As a born New Mexican, I’m embarrassed to say that I’d never been to Carlsbad Caverns before President’s Day weekend. I am definitely a big fan of geological wonders, even bats, but I guess I don’t crave them like I do trout streams and verdant mountainsides. I think that’s all changed now.
One of the great things about the desert is that it forces you to mentally plant trees and shrubbery in the sand and to populate your view with animals of yore if not those already existing but holed up out of the sun and heat and wind that are probably thinking “Why the hell did I evolve where you can’t just go out and get a sip of water when you want one?”
Another thing is the slowness of process, the growth of what will and its decomposition. A type of evolution, though what’s so striking about the caverns is not the timeline of living things but the story of the earth as told by rock. In the Grand Canyon, you can read the story on the multicolored cliffs and even from an airplane. But at Carlsbad, you literally have to penetrate the story in order to understand it.
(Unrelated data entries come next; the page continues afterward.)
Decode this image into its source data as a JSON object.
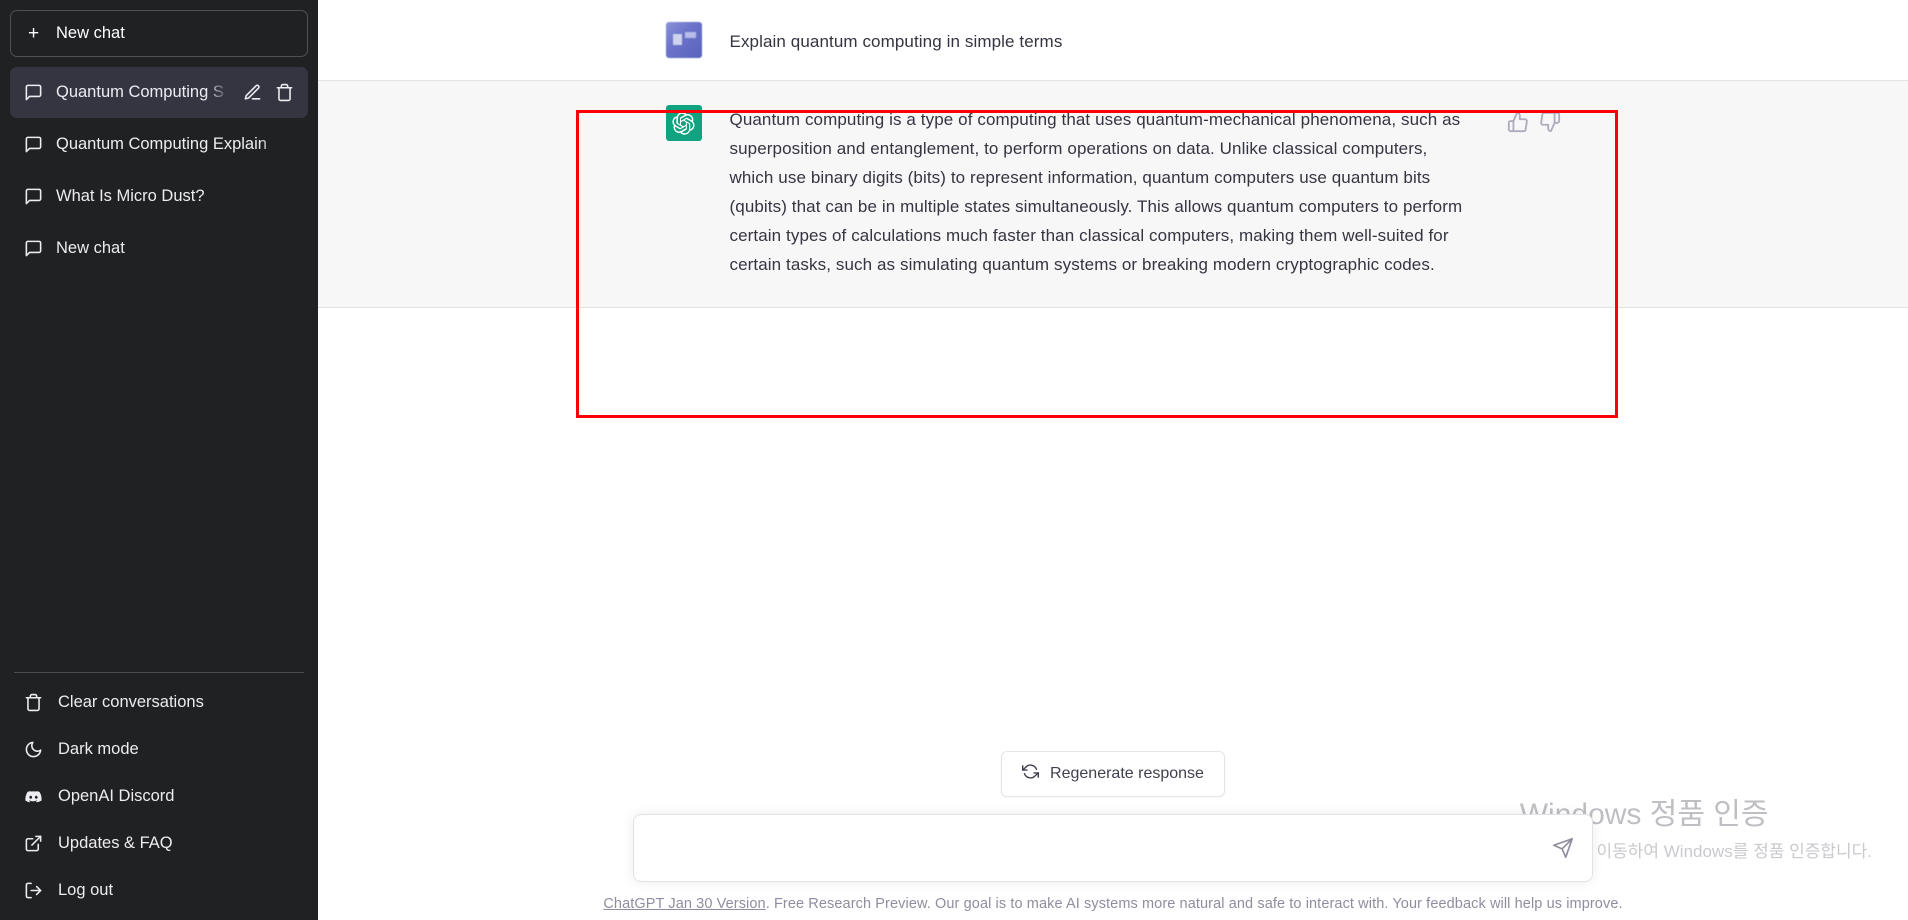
{
  "sidebar": {
    "new_chat_label": "New chat",
    "conversations": [
      {
        "label": "Quantum Computing S",
        "active": true
      },
      {
        "label": "Quantum Computing Explain",
        "active": false
      },
      {
        "label": "What Is Micro Dust?",
        "active": false
      },
      {
        "label": "New chat",
        "active": false
      }
    ],
    "menu": [
      {
        "label": "Clear conversations",
        "icon": "trash-icon"
      },
      {
        "label": "Dark mode",
        "icon": "moon-icon"
      },
      {
        "label": "OpenAI Discord",
        "icon": "discord-icon"
      },
      {
        "label": "Updates & FAQ",
        "icon": "external-link-icon"
      },
      {
        "label": "Log out",
        "icon": "logout-icon"
      }
    ],
    "background_color": "#202123",
    "active_item_color": "#343541"
  },
  "conversation": {
    "user_message": "Explain quantum computing in simple terms",
    "assistant_message": "Quantum computing is a type of computing that uses quantum-mechanical phenomena, such as superposition and entanglement, to perform operations on data. Unlike classical computers, which use binary digits (bits) to represent information, quantum computers use quantum bits (qubits) that can be in multiple states simultaneously. This allows quantum computers to perform certain types of calculations much faster than classical computers, making them well-suited for certain tasks, such as simulating quantum systems or breaking modern cryptographic codes.",
    "assistant_block_color": "#f7f7f8",
    "gpt_avatar_color": "#10a37f"
  },
  "annotation": {
    "color": "#fb0007",
    "note": "red rectangle highlighting the assistant response"
  },
  "actions": {
    "regenerate_label": "Regenerate response",
    "thumbs_up": "thumbs-up-icon",
    "thumbs_down": "thumbs-down-icon"
  },
  "composer": {
    "value": "",
    "placeholder": ""
  },
  "footer": {
    "link_text": "ChatGPT Jan 30 Version",
    "rest_text": ". Free Research Preview. Our goal is to make AI systems more natural and safe to interact with. Your feedback will help us improve."
  },
  "watermark": {
    "title": "Windows 정품 인증",
    "subtitle": "[설정]으로 이동하여 Windows를 정품 인증합니다."
  }
}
In the parking lot, you stand on a reef at the edge of what was once an inland ocean spreading south and east before you. Then down you go into thousands of feet of dead and carved marine life. While Dimetrodons became T-Rexes became T-Mobiles, drop by drop of mineral-laden and acidified groundwater calved out chunks of limestone, made rooms, then proceeded to decorate them with speleoforms of every conceivable shape in the divine universe.
The kicker is that if it weren’t for the installation of electricity, Carlsbad Caverns would be amazing in the dark. Talk about trees falling in the forest. “It’s like going into a butthole,” said my nephew, who, like most 7 year olds, has a knack for boiling life down to its most basic truths. Given the theoretical state of our near future world, I fear the worst for my family’s youngest generation, which is why I was quick to take advantage of such an obvious teaching moment. “Mind you, not just any butthole,” I said. “It’s the butthole of time, so of course no light can get through.”
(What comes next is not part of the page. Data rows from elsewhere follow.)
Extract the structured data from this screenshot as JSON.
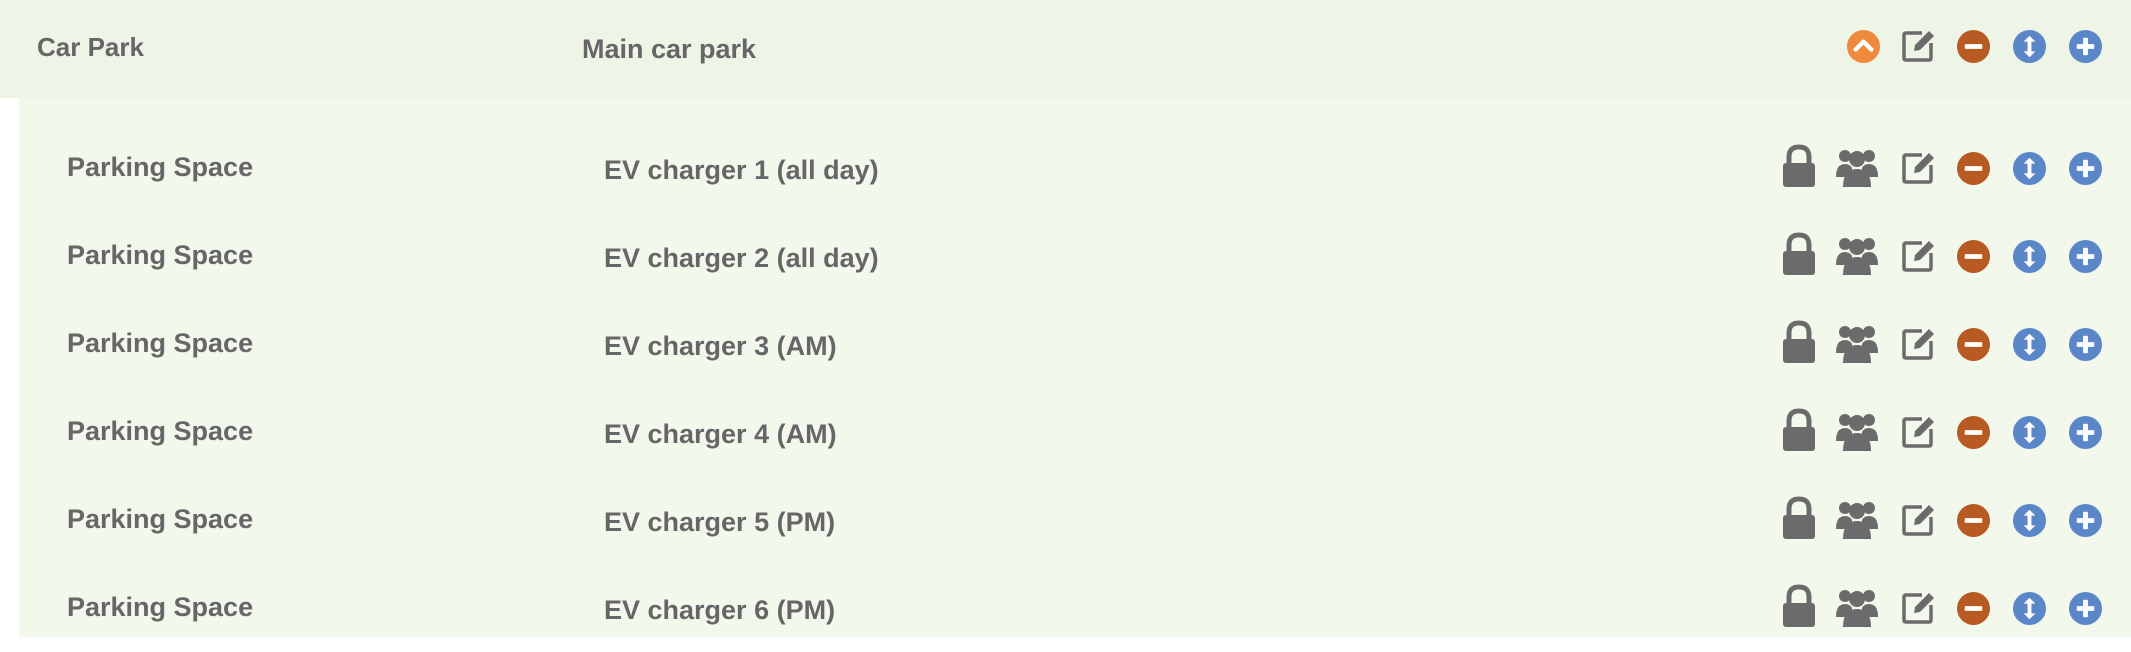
{
  "parent": {
    "type_label": "Car Park",
    "name": "Main car park",
    "actions": [
      "collapse-icon",
      "edit-icon",
      "remove-icon",
      "reorder-icon",
      "add-icon"
    ]
  },
  "children": [
    {
      "type_label": "Parking Space",
      "name": "EV charger 1 (all day)"
    },
    {
      "type_label": "Parking Space",
      "name": "EV charger 2 (all day)"
    },
    {
      "type_label": "Parking Space",
      "name": "EV charger 3 (AM)"
    },
    {
      "type_label": "Parking Space",
      "name": "EV charger 4 (AM)"
    },
    {
      "type_label": "Parking Space",
      "name": "EV charger 5 (PM)"
    },
    {
      "type_label": "Parking Space",
      "name": "EV charger 6 (PM)"
    }
  ],
  "child_actions": [
    "lock-icon",
    "users-icon",
    "edit-icon",
    "remove-icon",
    "reorder-icon",
    "add-icon"
  ],
  "colors": {
    "collapse": "#ee8a3c",
    "remove": "#b85a24",
    "reorder": "#5b86c8",
    "add": "#5b86c8",
    "icon_gray": "#6b6b6b",
    "parent_bg": "#eef4e6",
    "child_bg": "#f3f8ed"
  }
}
My weekend epiphany came from that. It’s something I’ve been chasing for years, and I finally see that to qualify as a national park, a wild place must be able to cause you to say or feel anything without appearing ridiculous. In other words, a place must be so awe-inspiring, must possess so much cosmic, psychic, and spiritual space that everything that every imagination can and will ever produce fits easily inside it.
In this respect, I believe we have chosen well – Yellowstone, Yosemite, Denali, Carlsbad, to name a few – and I believe we still have a national soul as a result. I hear often of eliminating the Park Service. Parks are wasteful luxuries. We can’t afford them. National soul, I said. That’s something we can never not afford.